Henry V is Shakespeare’s most famous “war play”; it includes the storied English victory over the French at Agincourt. Some of it glorifies war, especially the choruses and Henry’s speeches urging his troops into battle. But we also hear bishops conniving for war to postpone a bill that would tax the church, and soldiers expecting to reap profits from the conflict. Even in the speeches of Henry and his nobles, there are many chilling references to the human cost of war.
The authoritative edition of Henry V from The Folger Shakespeare Library, the trusted and widely used Shakespeare series for students and general readers, includes:
Henry V was a massive undertaking because it is a long and complex play with so many characters it was hard to follow. Besides, the confusing aspect it was still an interesting read that I was able to pick apart for my Shakespeare class.

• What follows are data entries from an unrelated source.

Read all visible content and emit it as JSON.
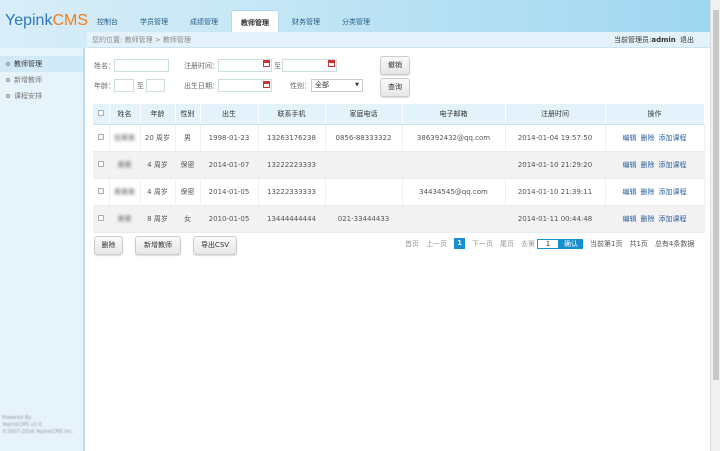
{
  "logo": {
    "part1": "Yepink",
    "part2": "CMS"
  },
  "tabs": [
    "控制台",
    "学员管理",
    "成绩管理",
    "教师管理",
    "财务管理",
    "分类管理"
  ],
  "active_tab": 3,
  "breadcrumb": "您的位置: 教师管理 > 教师管理",
  "admin": {
    "label": "当前管理员:",
    "name": "admin",
    "logout": "退出"
  },
  "sidebar": [
    "教师管理",
    "新增教师",
    "课程安排"
  ],
  "footer": {
    "line1": "Powered By",
    "line2": "YepinkCMS v1.0",
    "line3": "©2007-2016 YepinkCMS Inc."
  },
  "filters": {
    "name_label": "姓名：",
    "reg_label": "注册时间：",
    "to": "至",
    "age_label": "年龄：",
    "birth_label": "出生日期：",
    "gender_label": "性别：",
    "gender_value": "全部",
    "reset": "撤销",
    "search": "查询"
  },
  "table": {
    "headers": [
      "姓名",
      "年龄",
      "性别",
      "出生",
      "联系手机",
      "家庭电话",
      "电子邮箱",
      "注册时间",
      "操作"
    ],
    "rows": [
      {
        "name": "张某某",
        "age": "20 周岁",
        "gender": "男",
        "birth": "1998-01-23",
        "phone": "13263176238",
        "home": "0856-88333322",
        "email": "386392432@qq.com",
        "reg": "2014-01-04 19:57:50"
      },
      {
        "name": "某某",
        "age": "4 周岁",
        "gender": "保密",
        "birth": "2014-01-07",
        "phone": "13222223333",
        "home": "",
        "email": "",
        "reg": "2014-01-10 21:29:20"
      },
      {
        "name": "某某某",
        "age": "4 周岁",
        "gender": "保密",
        "birth": "2014-01-05",
        "phone": "13222333333",
        "home": "",
        "email": "34434545@qq.com",
        "reg": "2014-01-10 21:39:11"
      },
      {
        "name": "某某",
        "age": "8 周岁",
        "gender": "女",
        "birth": "2010-01-05",
        "phone": "13444444444",
        "home": "021-33444433",
        "email": "",
        "reg": "2014-01-11 00:44:48"
      }
    ],
    "ops": [
      "编辑",
      "删除",
      "添加课程"
    ]
  },
  "actions": {
    "delete": "删除",
    "add": "新增教师",
    "export": "导出CSV"
  },
  "pager": {
    "first": "首页",
    "prev": "上一页",
    "current": "1",
    "next": "下一页",
    "last": "尾页",
    "goto": "去第",
    "goto_value": "1",
    "confirm": "确认",
    "page_info": "当前第1页",
    "total_pages": "共1页",
    "total": "总有4条数据"
  }
}
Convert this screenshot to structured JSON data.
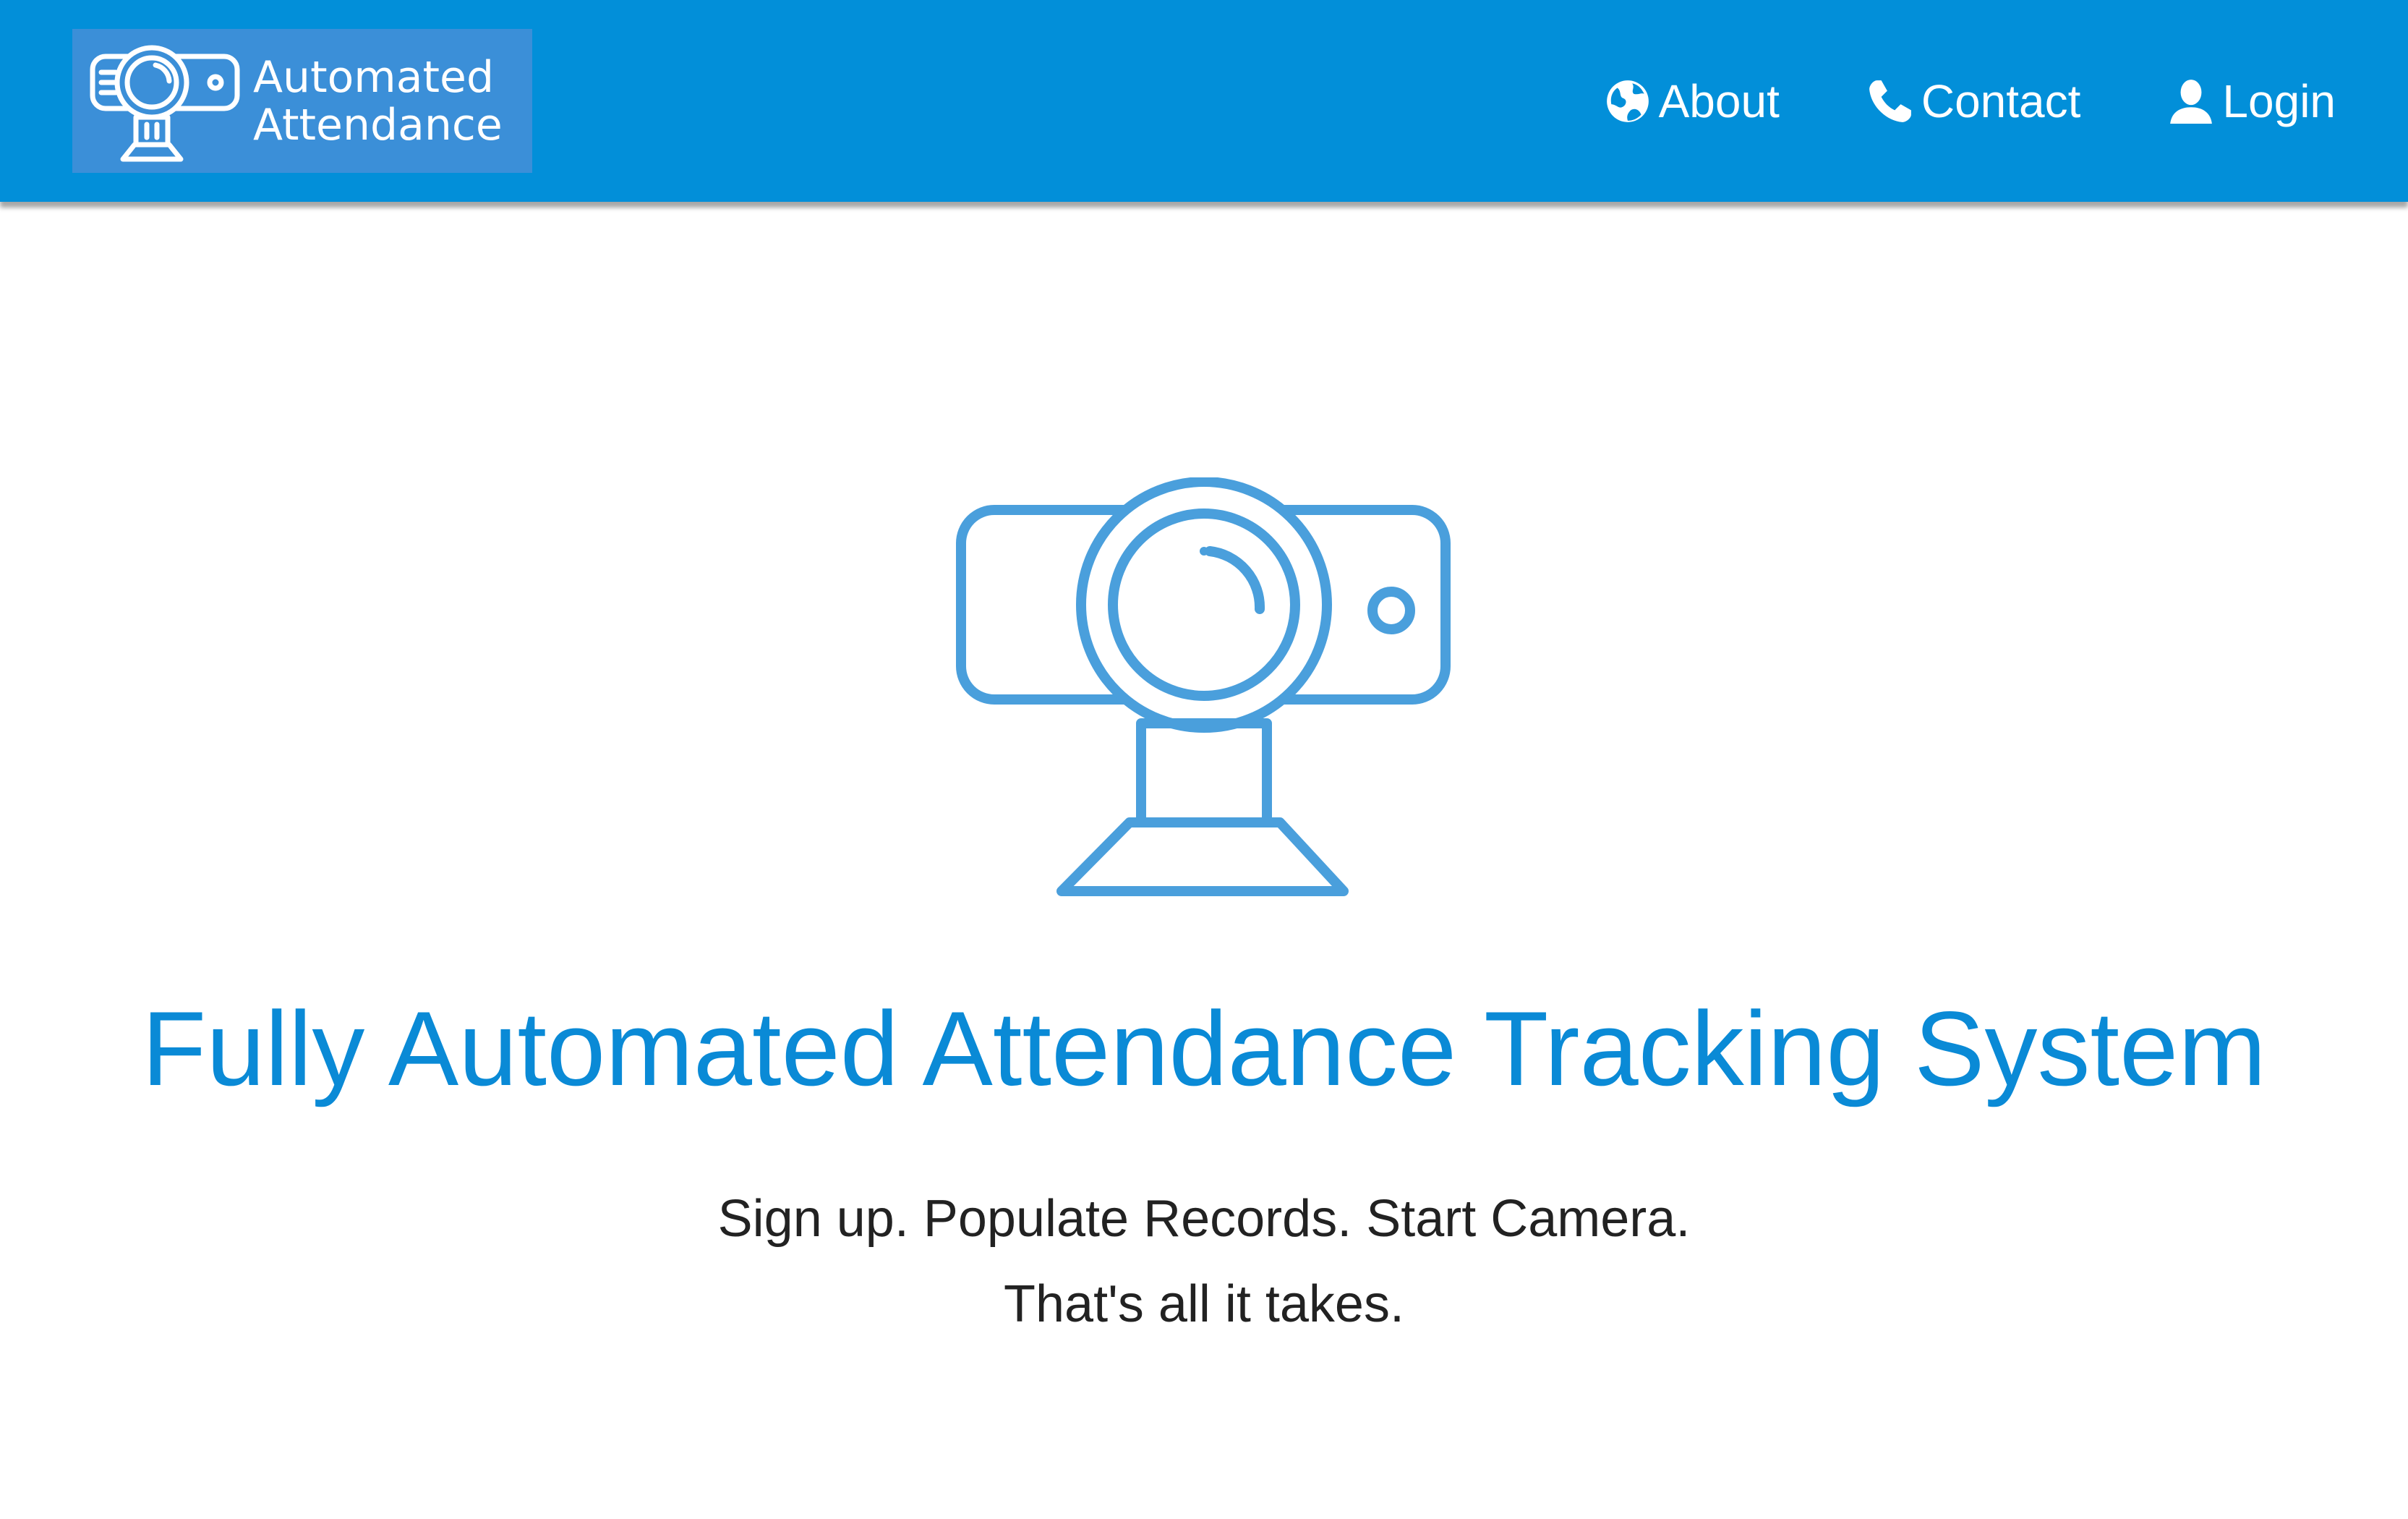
{
  "colors": {
    "navbar_bg": "#028fd9",
    "brand_bg": "#3b8fd8",
    "title_color": "#0a8ad6",
    "camera_stroke": "#4a9fdc",
    "text_color": "#222222"
  },
  "navbar": {
    "brand": {
      "line1": "Automated",
      "line2": "Attendance",
      "logo_icon": "webcam-icon"
    },
    "links": [
      {
        "label": "About",
        "icon": "globe-icon"
      },
      {
        "label": "Contact",
        "icon": "phone-icon"
      },
      {
        "label": "Login",
        "icon": "user-icon"
      }
    ]
  },
  "hero": {
    "image_icon": "webcam-icon",
    "title": "Fully Automated Attendance Tracking System",
    "tagline_line1": "Sign up. Populate Records. Start Camera.",
    "tagline_line2": "That's all it takes."
  }
}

The fact that the play had characters from Henry 4 (another Shakespeare play) made it confusing during my first read through. I feel like I need to go back and read that one to really understand the relationship between Henry and Flagstaff and the other commoner characters.
The humor that laced throughout the play came as a surprise because I was expecting a straight forward history. However, the play was a mixture of comedy, tragedy, action, and even romance in the last scene.
I would recommend checking this out, mainly for the beautiful language and Shakespeare's ability to subtly weave in social issues like political marriage and war.
4 Stars Out of 5